Semantic Development in Spanish–English Bilingual Children: Effects of Age and Language Experience


  • This research is funded by the National Institute of Child Health and Human Development (NICHD Grant R21HD053223). The authors thank the students, teachers, and families for participating in this project.

Correspondence concerning this article should be addressed to Li Sheng, Department of Communication Sciences and Disorders, University of Texas at Austin, Austin, TX 78705. Electronic mail may be sent to

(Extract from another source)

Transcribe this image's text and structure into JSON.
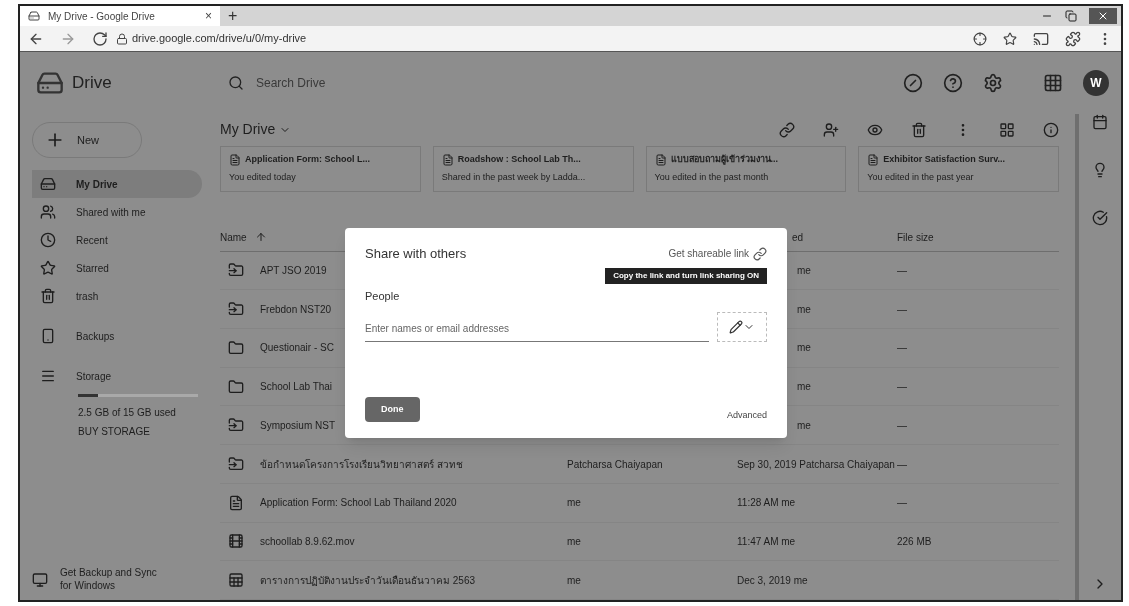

This study examines semantic development in 60 Spanish–English bilingual children, ages 7 years 3 months to 9 years 11 months, who differed orthogonally in age (younger, older) and language experience (higher English experience [HEE], higher Spanish experience [HSE]). Children produced 3 associations to 12 pairs of translation equivalents. Older children produced more semantic responses and code switched more often from Spanish to English than younger children. Within each group, children demonstrated better performance in the more frequently used than the less used language. The HEE children outperformed the HSE children in English and the HSE children outperformed the HEE children in Spanish. These effects of age and language experience are consistent with predictions of the revised hierarchical model of bilingual lexical organization.